== EXERCISE ==
An unchanged copy of each entry below is needed; keep the pictures out of it.

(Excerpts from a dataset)
--- --- ---

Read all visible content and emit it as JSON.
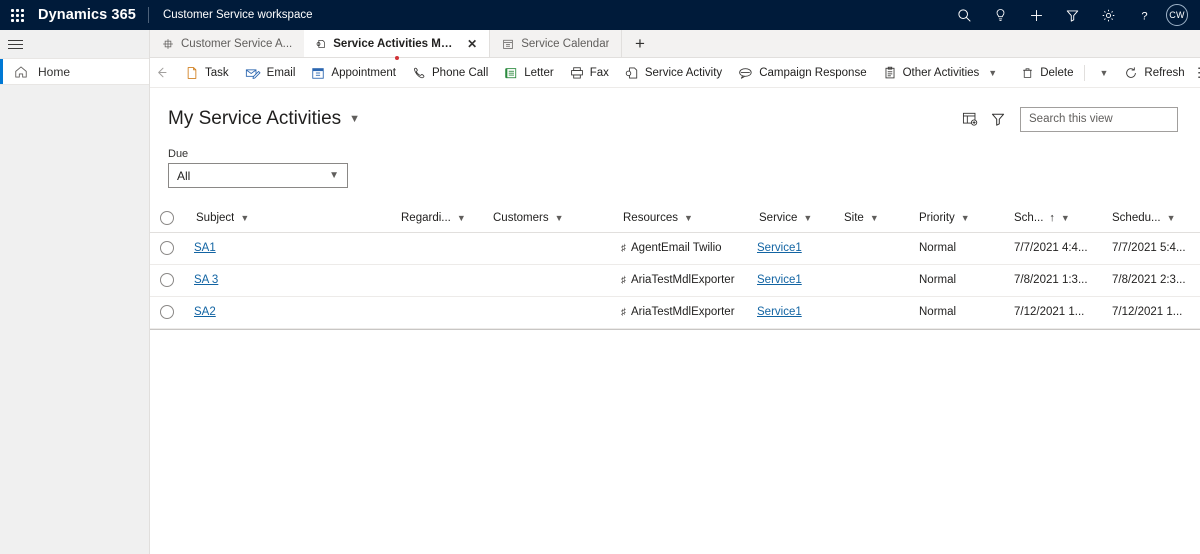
{
  "topbar": {
    "waffle_label": "app-launcher",
    "brand": "Dynamics 365",
    "app_name": "Customer Service workspace",
    "icons": [
      "search-icon",
      "lightbulb-icon",
      "plus-icon",
      "filter-icon",
      "gear-icon",
      "help-icon"
    ],
    "avatar_initials": "CW"
  },
  "rail": {
    "menu_label": "site-map-menu",
    "items": [
      {
        "label": "Home",
        "icon": "home-icon",
        "selected": true
      }
    ]
  },
  "tabs": [
    {
      "label": "Customer Service A...",
      "icon": "dashboard-icon",
      "active": false,
      "closable": false
    },
    {
      "label": "Service Activities My Ser...",
      "icon": "service-activity-icon",
      "active": true,
      "closable": true,
      "dirty_dot": true
    },
    {
      "label": "Service Calendar",
      "icon": "calendar-icon",
      "active": false,
      "closable": false
    }
  ],
  "tab_add_label": "+",
  "commandbar": {
    "back_label": "back",
    "commands": [
      {
        "label": "Task",
        "icon": "task-icon",
        "caret": false
      },
      {
        "label": "Email",
        "icon": "email-icon",
        "caret": false
      },
      {
        "label": "Appointment",
        "icon": "appointment-icon",
        "caret": false
      },
      {
        "label": "Phone Call",
        "icon": "phone-icon",
        "caret": false
      },
      {
        "label": "Letter",
        "icon": "letter-icon",
        "caret": false
      },
      {
        "label": "Fax",
        "icon": "fax-icon",
        "caret": false
      },
      {
        "label": "Service Activity",
        "icon": "service-activity-icon",
        "caret": false
      },
      {
        "label": "Campaign Response",
        "icon": "campaign-response-icon",
        "caret": false
      },
      {
        "label": "Other Activities",
        "icon": "other-activities-icon",
        "caret": true
      },
      {
        "label": "Delete",
        "icon": "trash-icon",
        "caret": true,
        "separator_before": true
      },
      {
        "label": "Refresh",
        "icon": "refresh-icon",
        "caret": false
      }
    ],
    "overflow_label": "⋮"
  },
  "view": {
    "title": "My Service Activities",
    "edit_columns_icon": "edit-columns-icon",
    "edit_filters_icon": "edit-filters-icon"
  },
  "search": {
    "placeholder": "Search this view",
    "value": "",
    "icon": "search-icon"
  },
  "due_filter": {
    "label": "Due",
    "value": "All",
    "options": [
      "All"
    ]
  },
  "grid": {
    "columns": [
      {
        "key": "select",
        "label": "",
        "caret": false,
        "sorted": false
      },
      {
        "key": "subject",
        "label": "Subject",
        "caret": true,
        "sorted": false
      },
      {
        "key": "regarding",
        "label": "Regardi...",
        "caret": true,
        "sorted": false
      },
      {
        "key": "customers",
        "label": "Customers",
        "caret": true,
        "sorted": false
      },
      {
        "key": "resources",
        "label": "Resources",
        "caret": true,
        "sorted": false
      },
      {
        "key": "service",
        "label": "Service",
        "caret": true,
        "sorted": false
      },
      {
        "key": "site",
        "label": "Site",
        "caret": true,
        "sorted": false
      },
      {
        "key": "priority",
        "label": "Priority",
        "caret": true,
        "sorted": false
      },
      {
        "key": "scheduled_start",
        "label": "Sch...",
        "caret": true,
        "sorted": true,
        "sort_dir": "asc"
      },
      {
        "key": "scheduled_end",
        "label": "Schedu...",
        "caret": true,
        "sorted": false
      }
    ],
    "rows": [
      {
        "subject": "SA1",
        "regarding": "",
        "customers": "",
        "resources": "AgentEmail Twilio",
        "service": "Service1",
        "site": "",
        "priority": "Normal",
        "scheduled_start": "7/7/2021 4:4...",
        "scheduled_end": "7/7/2021 5:4..."
      },
      {
        "subject": "SA 3",
        "regarding": "",
        "customers": "",
        "resources": "AriaTestMdlExporter",
        "service": "Service1",
        "site": "",
        "priority": "Normal",
        "scheduled_start": "7/8/2021 1:3...",
        "scheduled_end": "7/8/2021 2:3..."
      },
      {
        "subject": "SA2",
        "regarding": "",
        "customers": "",
        "resources": "AriaTestMdlExporter",
        "service": "Service1",
        "site": "",
        "priority": "Normal",
        "scheduled_start": "7/12/2021 1...",
        "scheduled_end": "7/12/2021 1..."
      }
    ]
  },
  "colors": {
    "navbar": "#001b3a",
    "accent": "#0078d4",
    "link": "#1264a3",
    "dirty_dot": "#d13438",
    "rail_bg": "#f0f0f0",
    "tabstrip_bg": "#f3f2f1"
  }
}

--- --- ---

== RESULT OF THE TASK ==
Read all visible content and emit it as JSON.
{
  "topbar": {
    "waffle_label": "app-launcher",
    "brand": "Dynamics 365",
    "app_name": "Customer Service workspace",
    "icons": [
      "search-icon",
      "lightbulb-icon",
      "plus-icon",
      "filter-icon",
      "gear-icon",
      "help-icon"
    ],
    "avatar_initials": "CW"
  },
  "rail": {
    "menu_label": "site-map-menu",
    "items": [
      {
        "label": "Home",
        "icon": "home-icon",
        "selected": true
      }
    ]
  },
  "tabs": [
    {
      "label": "Customer Service A...",
      "icon": "dashboard-icon",
      "active": false,
      "closable": false
    },
    {
      "label": "Service Activities My Ser...",
      "icon": "service-activity-icon",
      "active": true,
      "closable": true,
      "dirty_dot": true
    },
    {
      "label": "Service Calendar",
      "icon": "calendar-icon",
      "active": false,
      "closable": false
    }
  ],
  "tab_add_label": "+",
  "commandbar": {
    "back_label": "back",
    "commands": [
      {
        "label": "Task",
        "icon": "task-icon",
        "caret": false
      },
      {
        "label": "Email",
        "icon": "email-icon",
        "caret": false
      },
      {
        "label": "Appointment",
        "icon": "appointment-icon",
        "caret": false
      },
      {
        "label": "Phone Call",
        "icon": "phone-icon",
        "caret": false
      },
      {
        "label": "Letter",
        "icon": "letter-icon",
        "caret": false
      },
      {
        "label": "Fax",
        "icon": "fax-icon",
        "caret": false
      },
      {
        "label": "Service Activity",
        "icon": "service-activity-icon",
        "caret": false
      },
      {
        "label": "Campaign Response",
        "icon": "campaign-response-icon",
        "caret": false
      },
      {
        "label": "Other Activities",
        "icon": "other-activities-icon",
        "caret": true
      },
      {
        "label": "Delete",
        "icon": "trash-icon",
        "caret": true,
        "separator_before": true
      },
      {
        "label": "Refresh",
        "icon": "refresh-icon",
        "caret": false
      }
    ],
    "overflow_label": "⋮"
  },
  "view": {
    "title": "My Service Activities",
    "edit_columns_icon": "edit-columns-icon",
    "edit_filters_icon": "edit-filters-icon"
  },
  "search": {
    "placeholder": "Search this view",
    "value": "",
    "icon": "search-icon"
  },
  "due_filter": {
    "label": "Due",
    "value": "All",
    "options": [
      "All"
    ]
  },
  "grid": {
    "columns": [
      {
        "key": "select",
        "label": "",
        "caret": false,
        "sorted": false
      },
      {
        "key": "subject",
        "label": "Subject",
        "caret": true,
        "sorted": false
      },
      {
        "key": "regarding",
        "label": "Regardi...",
        "caret": true,
        "sorted": false
      },
      {
        "key": "customers",
        "label": "Customers",
        "caret": true,
        "sorted": false
      },
      {
        "key": "resources",
        "label": "Resources",
        "caret": true,
        "sorted": false
      },
      {
        "key": "service",
        "label": "Service",
        "caret": true,
        "sorted": false
      },
      {
        "key": "site",
        "label": "Site",
        "caret": true,
        "sorted": false
      },
      {
        "key": "priority",
        "label": "Priority",
        "caret": true,
        "sorted": false
      },
      {
        "key": "scheduled_start",
        "label": "Sch...",
        "caret": true,
        "sorted": true,
        "sort_dir": "asc"
      },
      {
        "key": "scheduled_end",
        "label": "Schedu...",
        "caret": true,
        "sorted": false
      }
    ],
    "rows": [
      {
        "subject": "SA1",
        "regarding": "",
        "customers": "",
        "resources": "AgentEmail Twilio",
        "service": "Service1",
        "site": "",
        "priority": "Normal",
        "scheduled_start": "7/7/2021 4:4...",
        "scheduled_end": "7/7/2021 5:4..."
      },
      {
        "subject": "SA 3",
        "regarding": "",
        "customers": "",
        "resources": "AriaTestMdlExporter",
        "service": "Service1",
        "site": "",
        "priority": "Normal",
        "scheduled_start": "7/8/2021 1:3...",
        "scheduled_end": "7/8/2021 2:3..."
      },
      {
        "subject": "SA2",
        "regarding": "",
        "customers": "",
        "resources": "AriaTestMdlExporter",
        "service": "Service1",
        "site": "",
        "priority": "Normal",
        "scheduled_start": "7/12/2021 1...",
        "scheduled_end": "7/12/2021 1..."
      }
    ]
  },
  "colors": {
    "navbar": "#001b3a",
    "accent": "#0078d4",
    "link": "#1264a3",
    "dirty_dot": "#d13438",
    "rail_bg": "#f0f0f0",
    "tabstrip_bg": "#f3f2f1"
  }
}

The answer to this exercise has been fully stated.